## What is expected
Exact wording is required: give all the records again, minus the pictures.

## Record extracts
>>
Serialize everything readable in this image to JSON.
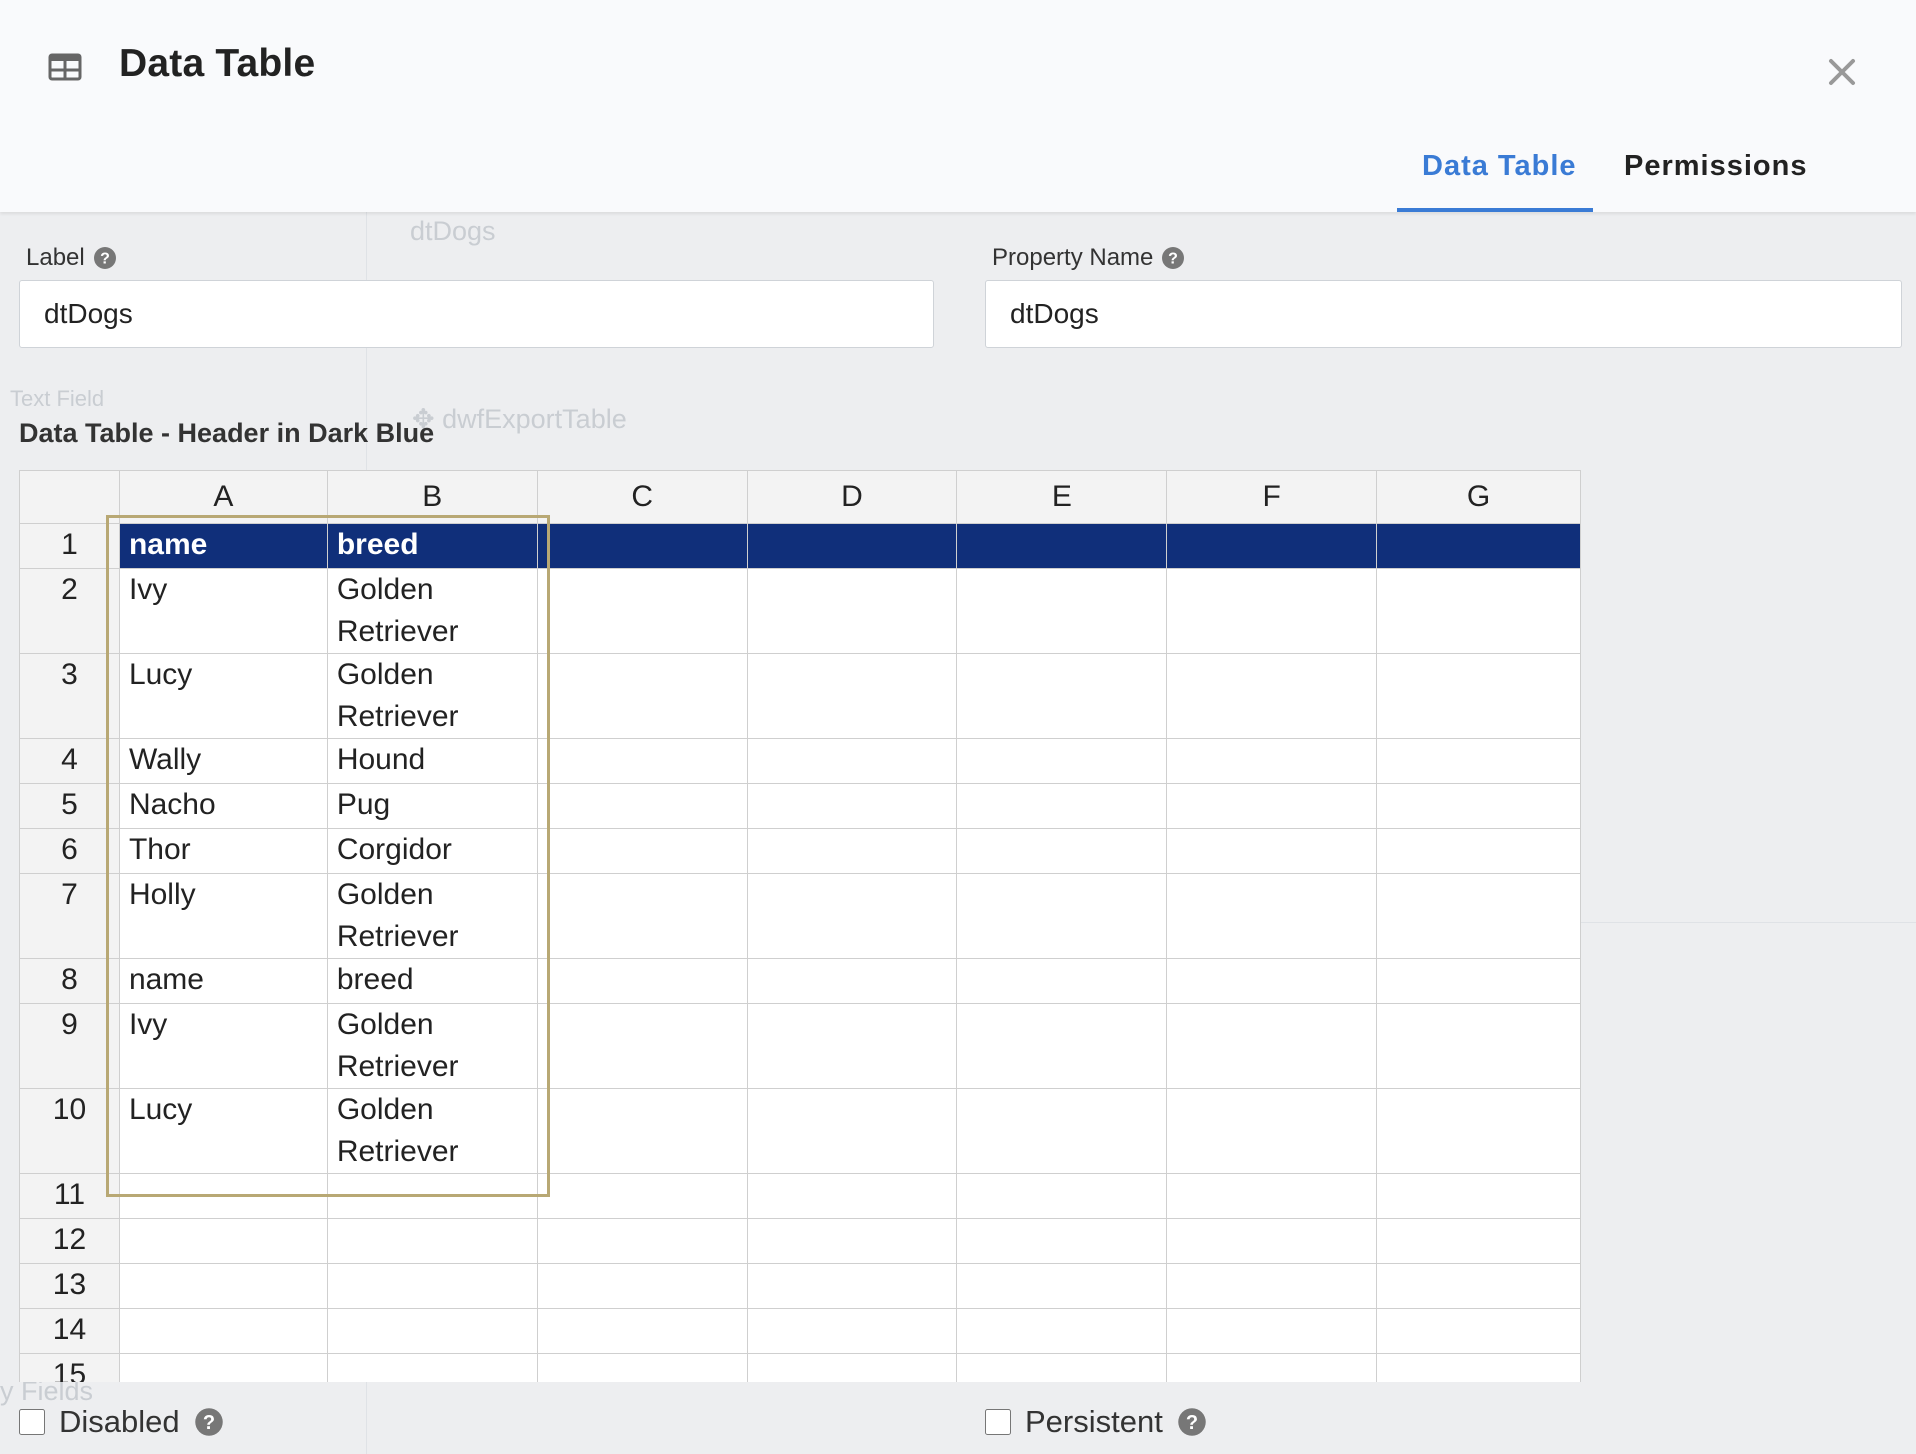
{
  "header": {
    "icon": "table-icon",
    "title": "Data Table",
    "close_icon": "close-icon"
  },
  "tabs": [
    {
      "label": "Data Table",
      "active": true
    },
    {
      "label": "Permissions",
      "active": false
    }
  ],
  "fields": {
    "label": {
      "label": "Label",
      "value": "dtDogs",
      "help_icon": "question-circle-icon"
    },
    "property_name": {
      "label": "Property Name",
      "value": "dtDogs",
      "help_icon": "question-circle-icon"
    }
  },
  "section_title": "Data Table - Header in Dark Blue",
  "sheet": {
    "columns": [
      "A",
      "B",
      "C",
      "D",
      "E",
      "F",
      "G"
    ],
    "rows": [
      {
        "num": "1",
        "a": "name",
        "b": "breed"
      },
      {
        "num": "2",
        "a": "Ivy",
        "b": "Golden Retriever"
      },
      {
        "num": "3",
        "a": "Lucy",
        "b": "Golden Retriever"
      },
      {
        "num": "4",
        "a": "Wally",
        "b": "Hound"
      },
      {
        "num": "5",
        "a": "Nacho",
        "b": "Pug"
      },
      {
        "num": "6",
        "a": "Thor",
        "b": "Corgidor"
      },
      {
        "num": "7",
        "a": "Holly",
        "b": "Golden Retriever"
      },
      {
        "num": "8",
        "a": "name",
        "b": "breed"
      },
      {
        "num": "9",
        "a": "Ivy",
        "b": "Golden Retriever"
      },
      {
        "num": "10",
        "a": "Lucy",
        "b": "Golden Retriever"
      },
      {
        "num": "11",
        "a": "",
        "b": ""
      },
      {
        "num": "12",
        "a": "",
        "b": ""
      },
      {
        "num": "13",
        "a": "",
        "b": ""
      },
      {
        "num": "14",
        "a": "",
        "b": ""
      },
      {
        "num": "15",
        "a": "",
        "b": ""
      }
    ],
    "header_color": "#102f7a",
    "selection_color": "#b8a874"
  },
  "options": {
    "disabled": {
      "label": "Disabled",
      "checked": false,
      "help_icon": "question-circle-icon"
    },
    "persistent": {
      "label": "Persistent",
      "checked": false,
      "help_icon": "question-circle-icon"
    }
  },
  "background": {
    "items": [
      "dtDogs",
      "Text Field",
      "dwfExportTable",
      "y Fields"
    ]
  },
  "colors": {
    "accent": "#3a7bd5",
    "header_bg": "#102f7a"
  }
}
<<
## Exercise output
Serialize everything readable in this image to JSON.
{
  "header": {
    "icon": "table-icon",
    "title": "Data Table",
    "close_icon": "close-icon"
  },
  "tabs": [
    {
      "label": "Data Table",
      "active": true
    },
    {
      "label": "Permissions",
      "active": false
    }
  ],
  "fields": {
    "label": {
      "label": "Label",
      "value": "dtDogs",
      "help_icon": "question-circle-icon"
    },
    "property_name": {
      "label": "Property Name",
      "value": "dtDogs",
      "help_icon": "question-circle-icon"
    }
  },
  "section_title": "Data Table - Header in Dark Blue",
  "sheet": {
    "columns": [
      "A",
      "B",
      "C",
      "D",
      "E",
      "F",
      "G"
    ],
    "rows": [
      {
        "num": "1",
        "a": "name",
        "b": "breed"
      },
      {
        "num": "2",
        "a": "Ivy",
        "b": "Golden Retriever"
      },
      {
        "num": "3",
        "a": "Lucy",
        "b": "Golden Retriever"
      },
      {
        "num": "4",
        "a": "Wally",
        "b": "Hound"
      },
      {
        "num": "5",
        "a": "Nacho",
        "b": "Pug"
      },
      {
        "num": "6",
        "a": "Thor",
        "b": "Corgidor"
      },
      {
        "num": "7",
        "a": "Holly",
        "b": "Golden Retriever"
      },
      {
        "num": "8",
        "a": "name",
        "b": "breed"
      },
      {
        "num": "9",
        "a": "Ivy",
        "b": "Golden Retriever"
      },
      {
        "num": "10",
        "a": "Lucy",
        "b": "Golden Retriever"
      },
      {
        "num": "11",
        "a": "",
        "b": ""
      },
      {
        "num": "12",
        "a": "",
        "b": ""
      },
      {
        "num": "13",
        "a": "",
        "b": ""
      },
      {
        "num": "14",
        "a": "",
        "b": ""
      },
      {
        "num": "15",
        "a": "",
        "b": ""
      }
    ],
    "header_color": "#102f7a",
    "selection_color": "#b8a874"
  },
  "options": {
    "disabled": {
      "label": "Disabled",
      "checked": false,
      "help_icon": "question-circle-icon"
    },
    "persistent": {
      "label": "Persistent",
      "checked": false,
      "help_icon": "question-circle-icon"
    }
  },
  "background": {
    "items": [
      "dtDogs",
      "Text Field",
      "dwfExportTable",
      "y Fields"
    ]
  },
  "colors": {
    "accent": "#3a7bd5",
    "header_bg": "#102f7a"
  }
}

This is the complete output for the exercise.